Cease was a bonus baby for the Cubs where he got $1.5M as a 6th rounder (the same amount the Red Sox paid Michael Kopech at 33rd overall and $150K more than the Royals paid Chase Vallot at 1.40). He was a fire throwing prepster with a nasty curveball but was still very raw. He ended up needing Tommy John surgery and didn’t make his pro debut until 2015 where the Cubs molded him into one of the better young pitchers in the minors (they shipped him across town to the White Sox in the Jose Quintana trade). If nothing else improves much, he’s a mid-rotation kinda guy, but if the command and changeup take a full step, he’s a front of the rotation piece.

Schwarz didn’t sign in 2014 (17th round - but was ranked 73rd overall by Baseball America), and looked like a potential monster pick in 2017 after his freshman year at Florida the next spring. That didn’t carry over into 2016 or 2017, and he went almost undrafted until the Rays popped him at 1129th overall in the 38th round this past June. He’s going to return to Florida for his senior year and see if he can recapture some of that performance that made him a potential top 10 pick just three summers ago.


1.8 - Hunter Renfroe, OF

1.34 - Eric Jagielo, 1B/3B

2.46 - Ryan Eades, RHP

3.82 Dylan Covey, RHP

4.114 - Drew Ward, 3B

Renfroe has already debuted for the Padres (while the Hunter the Royals drafted at eight has debuted too but missed most of 2017). His 11-game MLB debut was great, but his first full season was not, as he had a 96 wRC+. To his credit, he also has 30 home runs so far in his career (515 PA), tying him 3rd overall (with Kyle Schwarber) for players with less than 550 PA since last year.

I really liked Jagielo, and though his strikeout concerns were always real, he destroyed the ball in college, had good power, and walked a ton. Even with the strikeouts being there in the minors, he hit extremely well with a 140 wRC+ from 2013 to 2015 (862 PA) from rookie ball to AA. He was traded to the Reds as a part of the Aroldis Chapman deal and hasn’t hit as well since. He saw some time in AAA this year (where he was miserable), and there’s enough there that he could carve out an everyday regular role if he gets back to his pre-trade performance.

Eades had command issues at LSU and those have carried over to pro ball. This Twins finally pulled the plug and moved him to the bullpen where he has been better in AA/AAA.

Covey actually pitched four times against the Royals this year in his MLB debut season:

6IP 3H 3R

4IP 3H 2R

5.2IP 2H 4R

6.2IP 9H 6R

Not great results but three of his five best game scores this year came against KC.

Zimmer, Renfroe, Fedde, and Cease have all been top 100 prospects at one point, and I think Hiura has a strong case to be currently. I’m happy with that, even if 2016 was a total bust, and 2015 looks like DJ Stewart is going to be the best player I took that year.
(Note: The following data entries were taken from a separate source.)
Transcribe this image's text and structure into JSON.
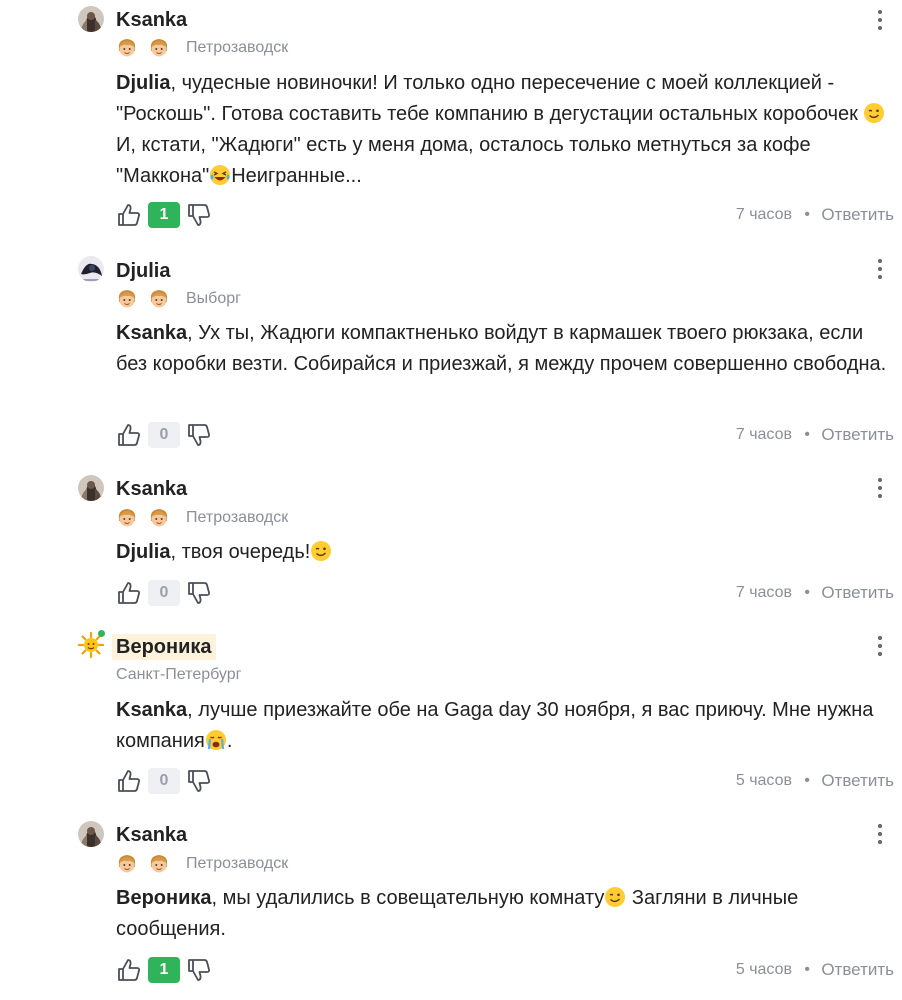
{
  "comments": [
    {
      "author": "Ksanka",
      "city": "Петрозаводск",
      "mention": "Djulia",
      "t1": ", чудесные новиночки! И только одно пересечение с моей коллекцией - \"Роскошь\". Готова составить тебе компанию в дегустации остальных коробочек",
      "t2": " И, кстати, \"Жадюги\" есть у меня дома, осталось только метнуться за кофе \"Маккона\"",
      "t3": "Неигранные...",
      "score": "1",
      "time": "7 часов",
      "reply": "Ответить"
    },
    {
      "author": "Djulia",
      "city": "Выборг",
      "mention": "Ksanka",
      "t1": ", Ух ты, Жадюги компактненько войдут в кармашек твоего рюкзака, если без коробки везти. Собирайся и приезжай, я между прочем совершенно свободна.",
      "score": "0",
      "time": "7 часов",
      "reply": "Ответить"
    },
    {
      "author": "Ksanka",
      "city": "Петрозаводск",
      "mention": "Djulia",
      "t1": ", твоя очередь!",
      "score": "0",
      "time": "7 часов",
      "reply": "Ответить"
    },
    {
      "author": "Вероника",
      "city": "Санкт-Петербург",
      "mention": "Ksanka",
      "t1": ", лучше приезжайте обе на Gaga day 30 ноября, я вас приючу. Мне нужна компания",
      "t2": ".",
      "score": "0",
      "time": "5 часов",
      "reply": "Ответить"
    },
    {
      "author": "Ksanka",
      "city": "Петрозаводск",
      "mention": "Вероника",
      "t1": ", мы удалились в совещательную комнату",
      "t2": " Загляни в личные сообщения.",
      "score": "1",
      "time": "5 часов",
      "reply": "Ответить"
    }
  ],
  "icons": {
    "avatar": "avatar-photo",
    "badge": "girl-face-badge-icon",
    "more": "more-vertical-icon",
    "like": "thumbs-up-icon",
    "dislike": "thumbs-down-icon",
    "wink": "wink-emoji",
    "laugh": "rofl-emoji",
    "cry": "crying-emoji",
    "sun": "sun-avatar-icon"
  },
  "colors": {
    "positive_score": "#2fb45a",
    "neutral_score_bg": "#eef0f4",
    "meta_text": "#8a8f98",
    "online": "#2fb45a"
  }
}
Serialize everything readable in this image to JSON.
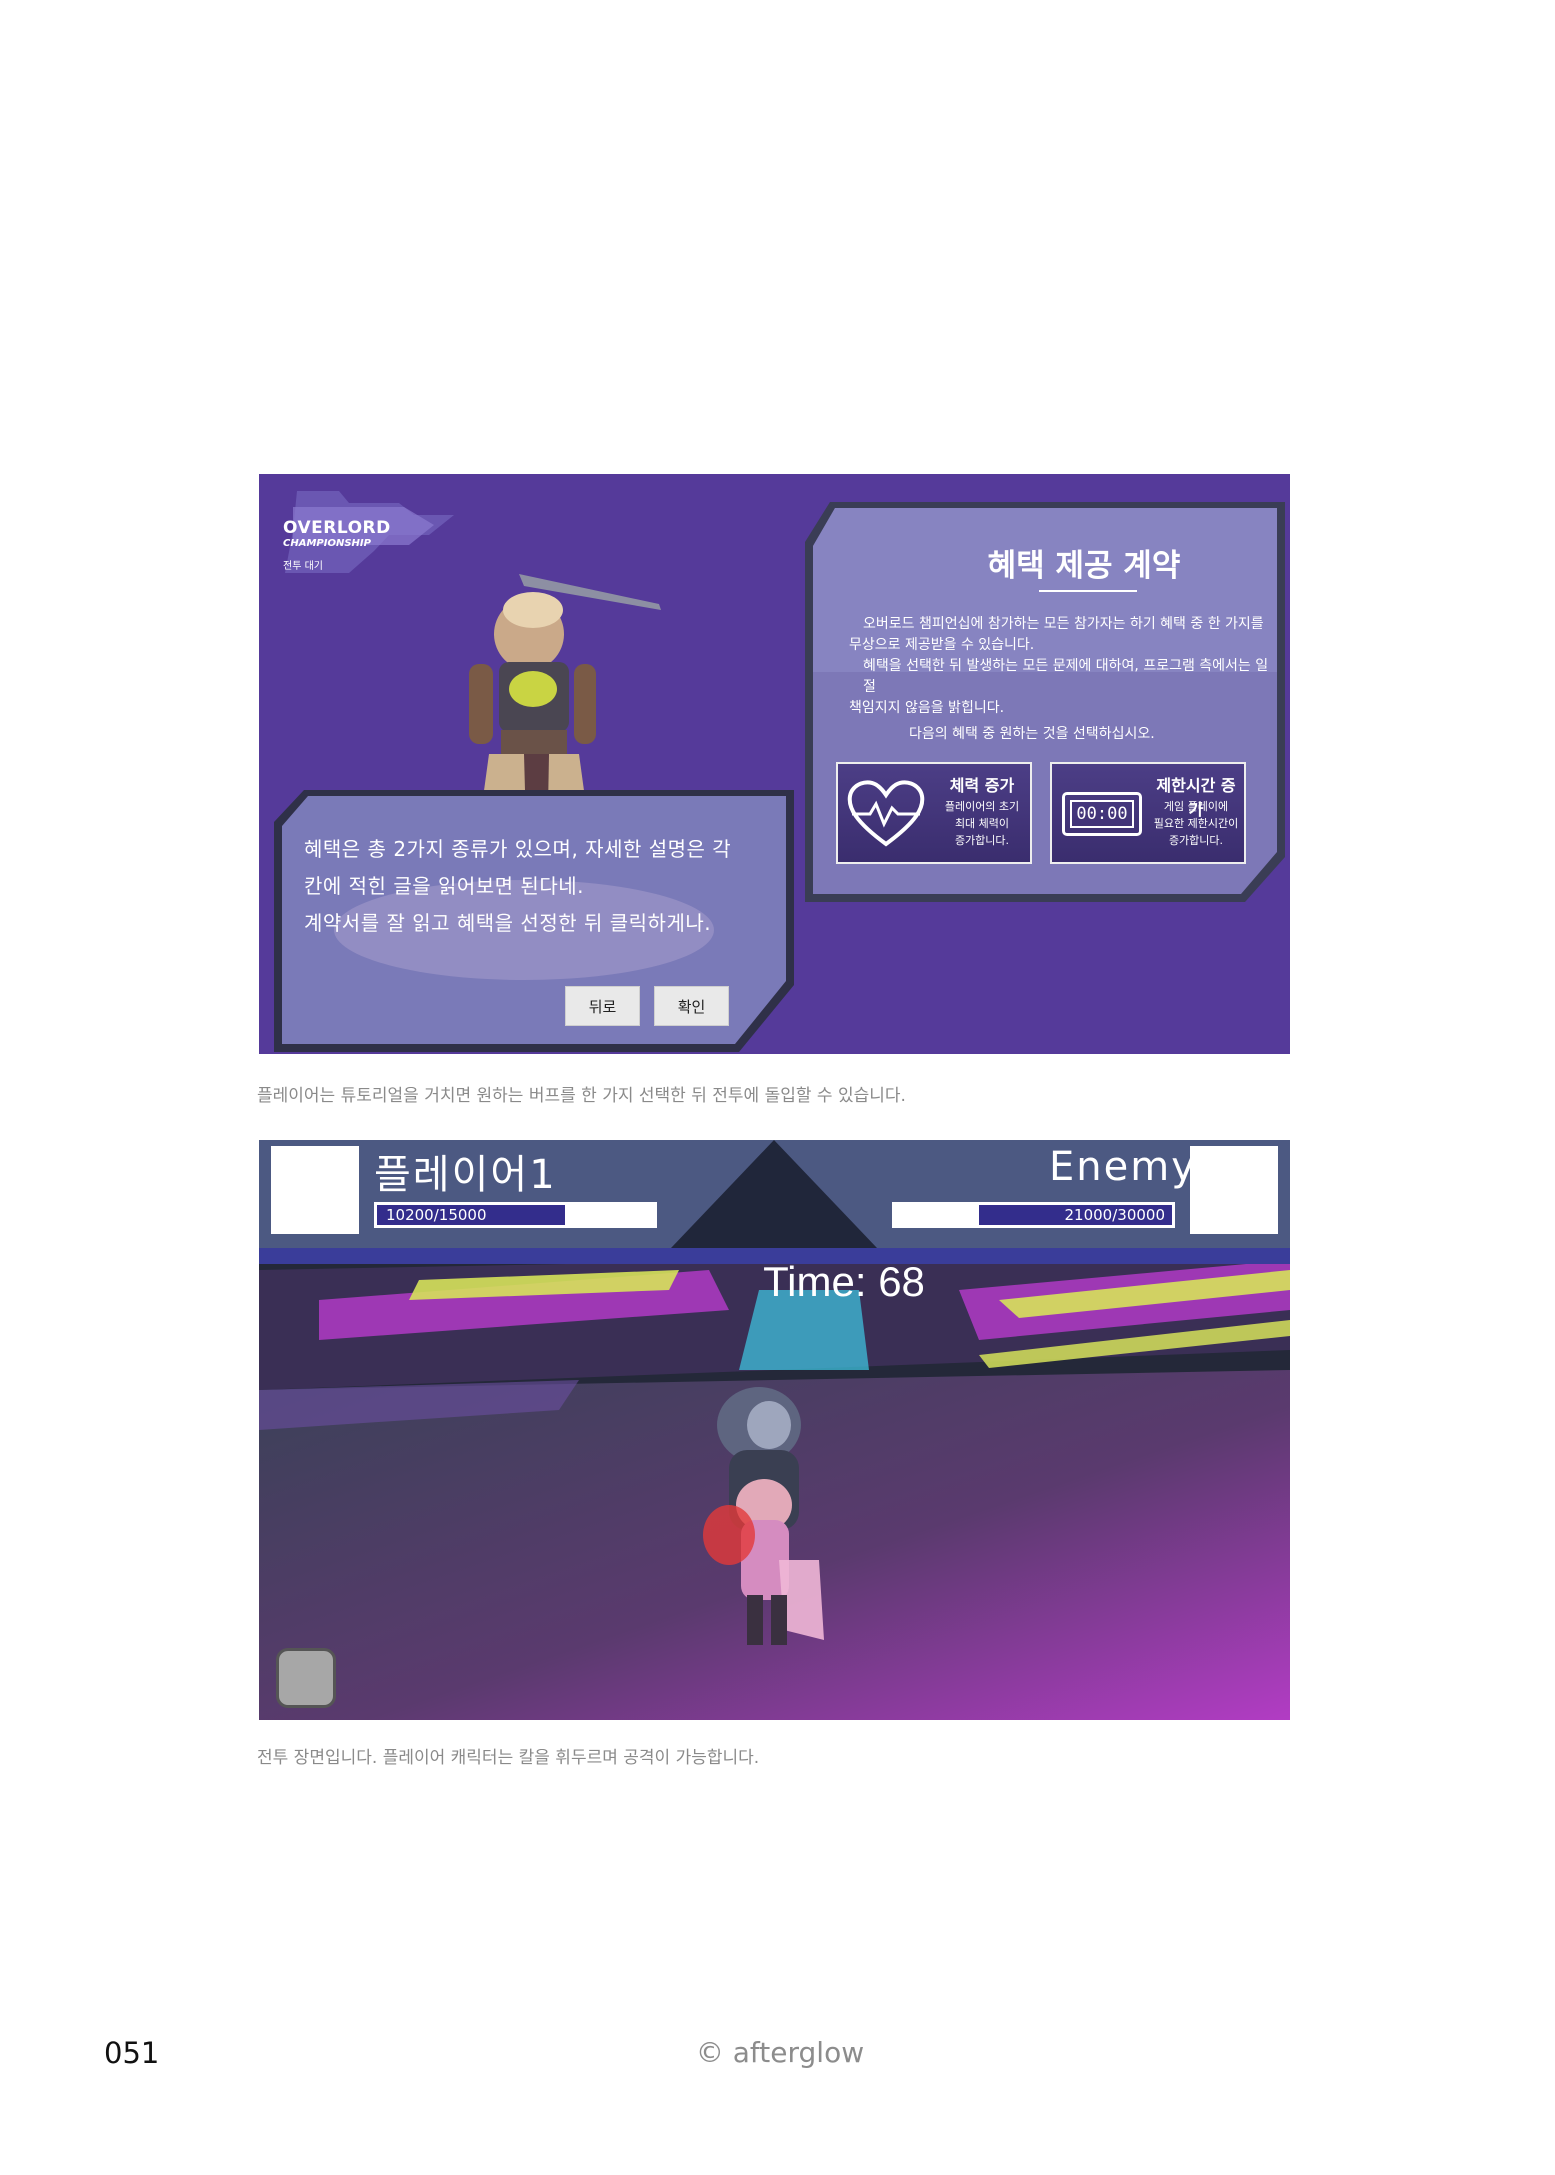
{
  "screen1": {
    "logo": {
      "title": "OVERLORD",
      "subtitle": "CHAMPIONSHIP",
      "state": "전투 대기"
    },
    "contract": {
      "title": "혜택 제공 계약",
      "body_lines": [
        "오버로드 챔피언십에 참가하는 모든 참가자는 하기 혜택 중 한 가지를",
        "무상으로 제공받을 수 있습니다.",
        "혜택을 선택한 뒤 발생하는 모든 문제에 대하여, 프로그램 측에서는 일절",
        "책임지지 않음을 밝힙니다."
      ],
      "prompt": "다음의 혜택 중 원하는 것을 선택하십시오.",
      "options": [
        {
          "title": "체력 증가",
          "desc_lines": [
            "플레이어의 초기",
            "최대 체력이",
            "증가합니다."
          ],
          "icon": "heart-pulse-icon"
        },
        {
          "title": "제한시간 증가",
          "desc_lines": [
            "게임 플레이에",
            "필요한 제한시간이",
            "증가합니다."
          ],
          "icon": "digital-clock-icon"
        }
      ],
      "clock_display": "00:00"
    },
    "dialog": {
      "lines": [
        "혜택은 총 2가지 종류가 있으며, 자세한 설명은 각",
        "칸에 적힌 글을 읽어보면 된다네.",
        "계약서를 잘 읽고 혜택을 선정한 뒤 클릭하게나."
      ],
      "back_label": "뒤로",
      "confirm_label": "확인"
    },
    "caption": "플레이어는 튜토리얼을 거치면 원하는 버프를 한 가지 선택한 뒤 전투에 돌입할 수 있습니다."
  },
  "screen2": {
    "player": {
      "name": "플레이어1",
      "hp_text": "10200/15000",
      "hp_fraction": 0.68
    },
    "enemy": {
      "name": "Enemy",
      "hp_text": "21000/30000",
      "hp_fraction": 0.7
    },
    "timer": "Time: 68",
    "caption": "전투 장면입니다. 플레이어 캐릭터는 칼을 휘두르며 공격이 가능합니다."
  },
  "footer": {
    "page_number": "051",
    "credit": "© afterglow"
  },
  "colors": {
    "panel_purple": "#553a9a",
    "hp_blue": "#332d8c",
    "neon_magenta": "#b63bd0",
    "neon_yellow": "#d6e25a",
    "neon_cyan": "#3fc9e6"
  }
}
Renfroe and Zimmer could be roaming the outfield for the 2018 Royals, Travis could supplant Eric Hosmer, and Fedde would slot in nicely behind Danny Duffy in the rotation on talent.

I’m also excited for the shadow draft next June, as there’s a potential to have six picks in the first 85 spots. That’s going to be huge for both the real life and shadow Royals if they want to restock the cupboard.